Another wanted to know whether Lee was implying that separation was a bad move and he was blaming Dr Goh for it.
If Lee’s allegation was surprising, his preference to remain in Malaysia was no surprise. At the time, Lee, Dr Goh and other leaders strongly believed that Singapore’s future was in the federation.
Since separation, the subject of possible re-merger has occasionally surfaced – more as a talking point, rather than a serious discourse for action.
When the recent global crisis hit Singapore’s economy and people’s confidence about the future, a number of online writers revived the talk of the “inevitability of reuniting with Malaysia”.
Their rationale was that tiny Singapore, without natural resources, was too dependent on the outside world to be able to survive for long by itself.
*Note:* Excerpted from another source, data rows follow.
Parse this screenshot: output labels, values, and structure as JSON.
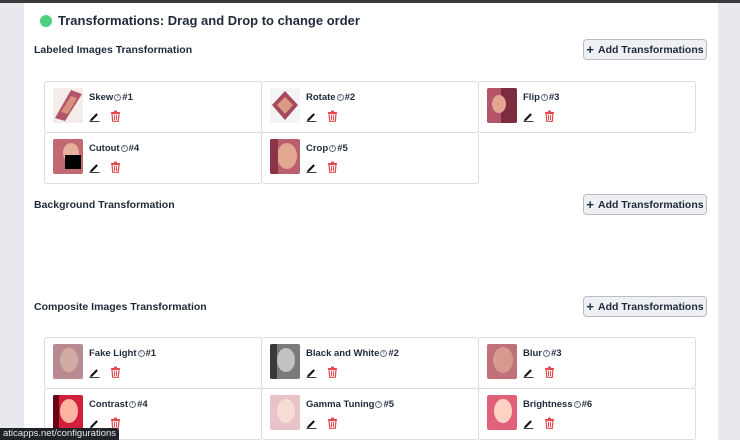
{
  "header": {
    "title": "Transformations: Drag and Drop to change order",
    "status_dot_color": "#4cd07d"
  },
  "sections": [
    {
      "title": "Labeled Images Transformation",
      "add_label": "Add Transformations",
      "cards": [
        {
          "name": "Skew",
          "order": "#1",
          "thumb": "skew"
        },
        {
          "name": "Rotate",
          "order": "#2",
          "thumb": "rotate"
        },
        {
          "name": "Flip",
          "order": "#3",
          "thumb": "flip"
        },
        {
          "name": "Cutout",
          "order": "#4",
          "thumb": "cutout"
        },
        {
          "name": "Crop",
          "order": "#5",
          "thumb": "crop"
        }
      ]
    },
    {
      "title": "Background Transformation",
      "add_label": "Add Transformations",
      "cards": []
    },
    {
      "title": "Composite Images Transformation",
      "add_label": "Add Transformations",
      "cards": [
        {
          "name": "Fake Light",
          "order": "#1",
          "thumb": "fakelight"
        },
        {
          "name": "Black and White",
          "order": "#2",
          "thumb": "bw"
        },
        {
          "name": "Blur",
          "order": "#3",
          "thumb": "blur"
        },
        {
          "name": "Contrast",
          "order": "#4",
          "thumb": "contrast"
        },
        {
          "name": "Gamma Tuning",
          "order": "#5",
          "thumb": "gamma"
        },
        {
          "name": "Brightness",
          "order": "#6",
          "thumb": "brightness"
        }
      ]
    }
  ],
  "icons": {
    "info": "info-icon",
    "edit": "pencil-icon",
    "delete": "trash-icon",
    "add": "plus-icon"
  },
  "colors": {
    "delete": "#e5484d",
    "edit": "#111111",
    "accent": "#4cd07d"
  },
  "status_bar": {
    "url": "aticapps.net/configurations"
  }
}
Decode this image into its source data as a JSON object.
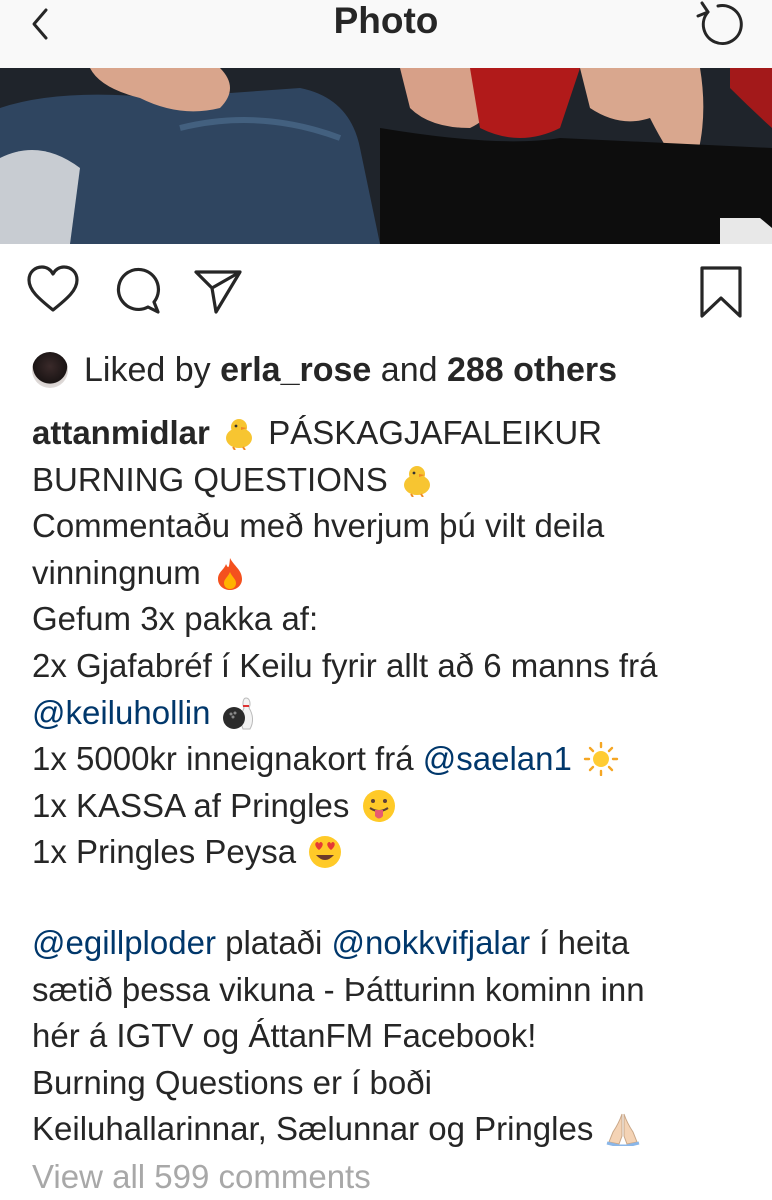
{
  "header": {
    "title": "Photo"
  },
  "likes": {
    "prefix": "Liked by",
    "user": "erla_rose",
    "middle": "and",
    "others": "288 others"
  },
  "caption": {
    "username": "attanmidlar",
    "l1_text": "PÁSKAGJAFALEIKUR",
    "l2_text": "BURNING QUESTIONS",
    "l3": "Commentaðu með hverjum þú vilt deila",
    "l4": "vinningnum",
    "l5": "Gefum 3x pakka af:",
    "l6": "2x Gjafabréf í Keilu fyrir allt að 6 manns frá",
    "l7_mention": "@keiluhollin",
    "l8_text": "1x 5000kr inneignakort frá",
    "l8_mention": "@saelan1",
    "l9": "1x KASSA af Pringles",
    "l10": "1x Pringles Peysa",
    "l11_mention1": "@egillploder",
    "l11_text1": "plataði",
    "l11_mention2": "@nokkvifjalar",
    "l11_text2": "í heita",
    "l12": "sætið þessa vikuna - Þátturinn kominn inn",
    "l13": "hér á IGTV og ÁttanFM Facebook!",
    "l14": "Burning Questions er í boði",
    "l15": "Keiluhallarinnar, Sælunnar og Pringles"
  },
  "comments": {
    "view_all": "View all 599 comments"
  },
  "icons": {
    "back": "chevron-left-icon",
    "refresh": "refresh-icon",
    "like": "heart-icon",
    "comment": "comment-icon",
    "share": "paper-plane-icon",
    "save": "bookmark-icon",
    "chick": "chick-emoji",
    "fire": "fire-emoji",
    "bowling": "bowling-emoji",
    "sun": "sun-emoji",
    "tongue": "tongue-emoji",
    "heart_eyes": "heart-eyes-emoji",
    "pray": "pray-emoji"
  },
  "colors": {
    "mention": "#00376b",
    "text": "#262626",
    "muted": "#a8a8a8",
    "header_bg": "#f9f9f9"
  }
}
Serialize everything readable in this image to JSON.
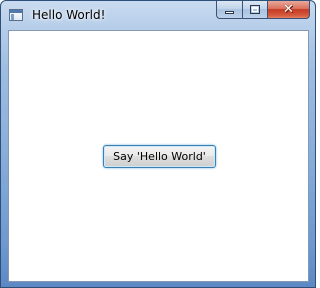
{
  "window": {
    "title": "Hello World!",
    "icon": "app-window-icon",
    "caption_buttons": {
      "minimize_icon": "minimize-icon",
      "maximize_icon": "maximize-icon",
      "close_glyph": "✕"
    }
  },
  "content": {
    "button_label": "Say 'Hello World'"
  },
  "colors": {
    "frame_accent": "#7ea6d6",
    "close_button": "#c43a22",
    "button_focus_border": "#3c7fb1"
  }
}
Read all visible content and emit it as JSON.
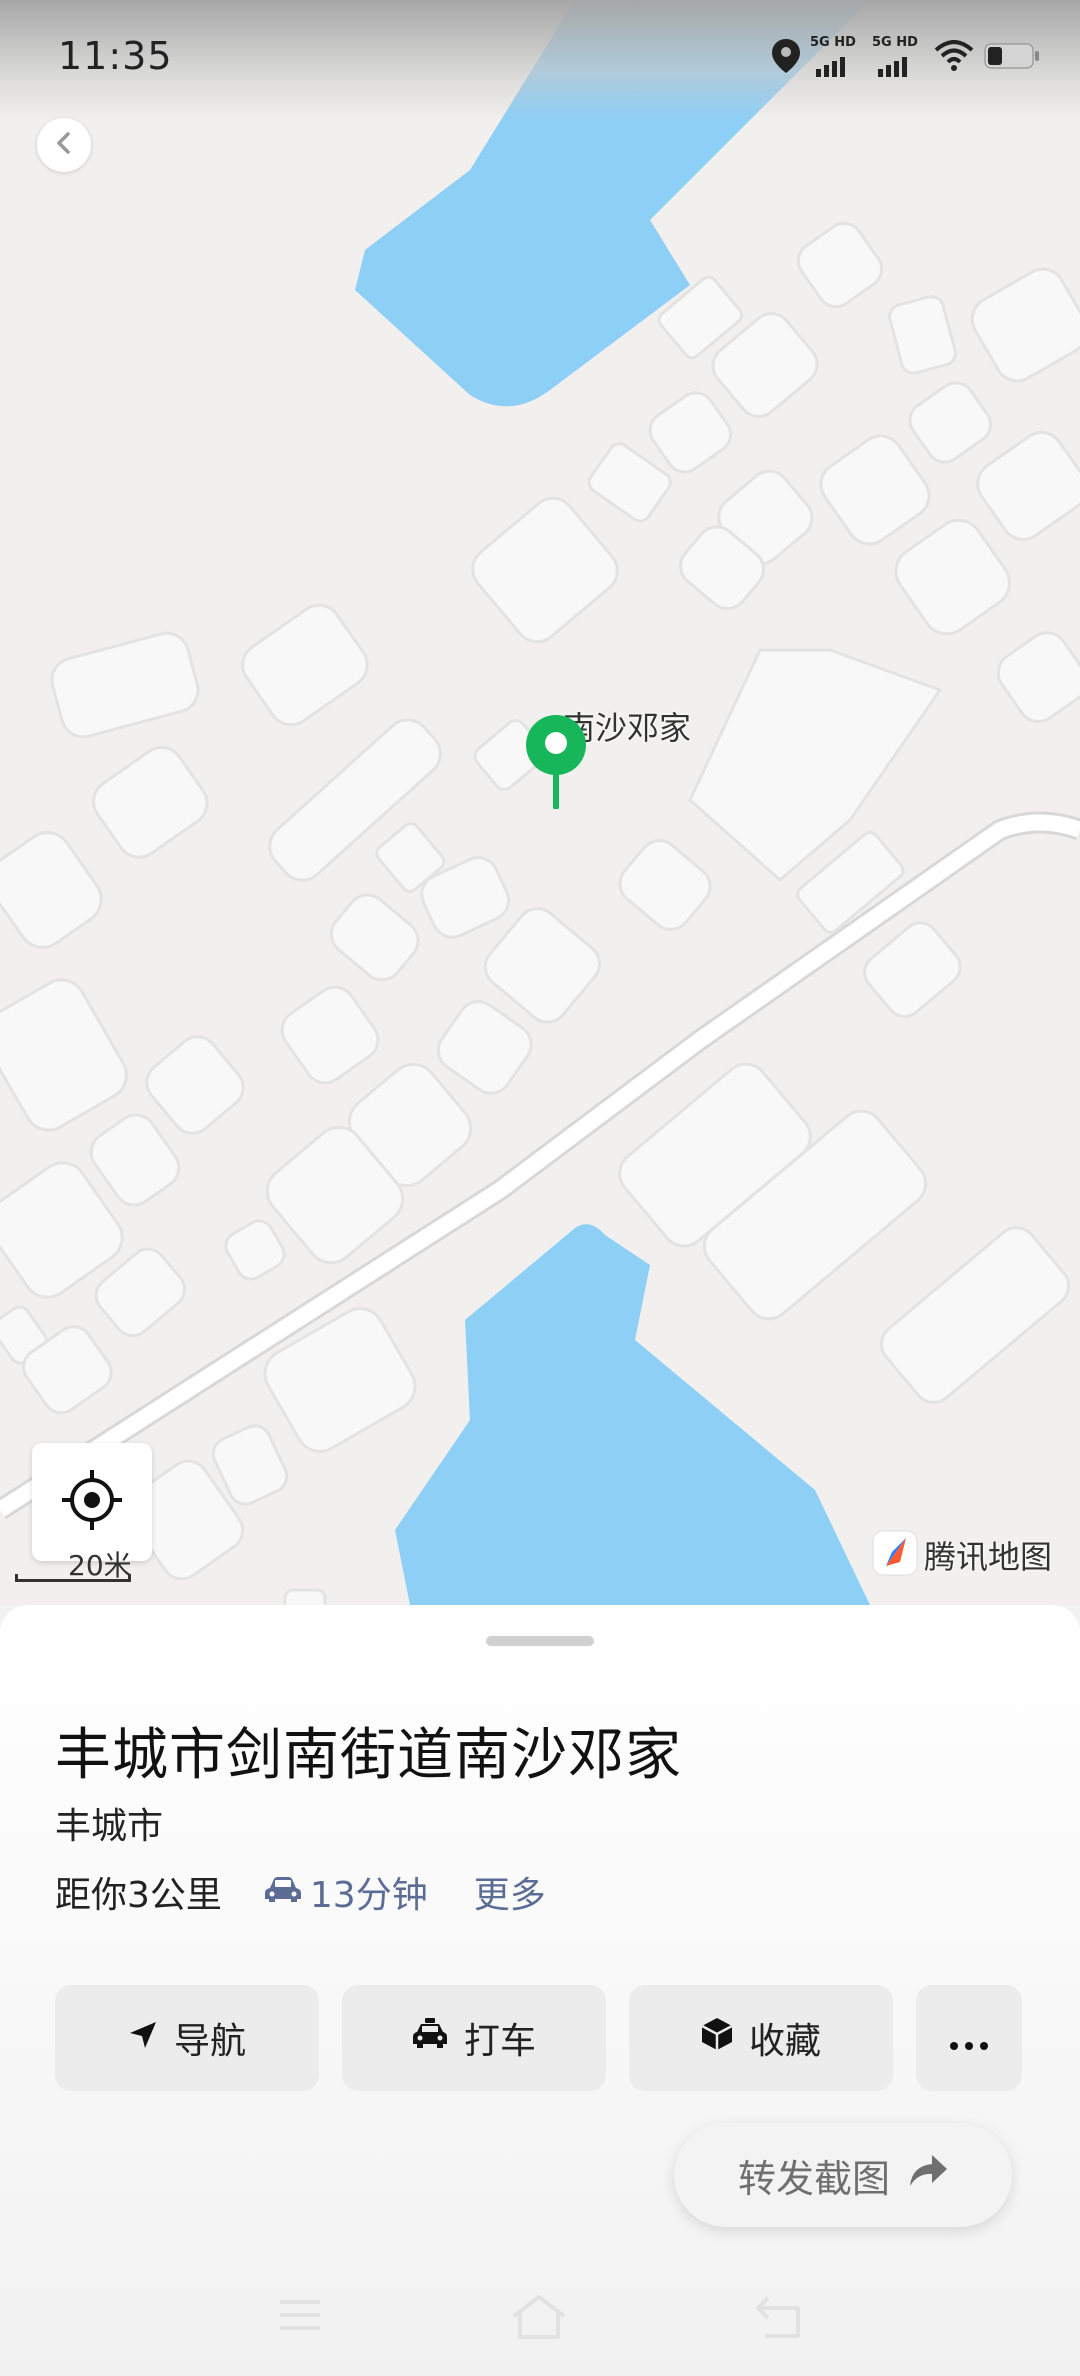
{
  "status_bar": {
    "time": "11:35",
    "network_1": "5G HD",
    "network_2": "5G HD",
    "icons": [
      "location-icon",
      "signal-5g-icon",
      "signal-5g-icon",
      "wifi-icon",
      "battery-icon"
    ]
  },
  "map": {
    "poi_label": "南沙邓家",
    "scale_label": "20米",
    "brand": "腾讯地图",
    "colors": {
      "water": "#8ecff5",
      "building": "#f8f8f9",
      "ground": "#f1f0ee",
      "pin": "#17b65a"
    }
  },
  "sheet": {
    "title": "丰城市剑南街道南沙邓家",
    "city": "丰城市",
    "distance": "距你3公里",
    "drive_time": "13分钟",
    "more": "更多",
    "actions": {
      "navigate": "导航",
      "taxi": "打车",
      "favorite": "收藏"
    },
    "share": "转发截图"
  }
}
Opposition leader Chiam See Tong has advocated that both countries form “an economic union” or a “common market” to compete with the world. He was once quoted as saying: “A political union is out of the question. The Malaysians will never agree.” Not to mention, the bulk of the Singaporean public!
Since 1996, Lee Kuan Yew had commented twice when he was questioned on the prospect of getting back with Malaysia, and on each occasion, he talked of conditions that upset some Malaysian leaders.
In the view of Dr Terence Chong of the Institute of Southeast Asian Studies (ISEAS), Lee probably had in mind “50 to 100 years down the road” when he talked about rejoining Malaysia.
Malaysian researcher Dr Ooi Kee Beng told Today newspaper that the prospect of it happening is next to zero. “The very idea of a re-merger on Singapore’s terms is appalling to most Malays (in Malaysia),” he said.
The younger set, however, seems less stirred by this theoretical debate of political union than they are about practical measures to give both peoples more opportunities for jobs, business or studies.
Within three months, both sides hope to conclude an agreement on exchanging land parcels between the two countries. Meanwhile, the leaders want to adopt plans for easier and cheaper travel between their territories.
“This is the way to go, step by step, rather than talk of political union,” said a journalist who has extensively covered both countries. “Each success will build confidence and trust between distrusting parties, and push them to the next project,” he said.
The impact is steadily emerging. Mobile phone users, as well as drivers who use the Second Link, will soon enjoy lower costs. This could just be the start of more to come.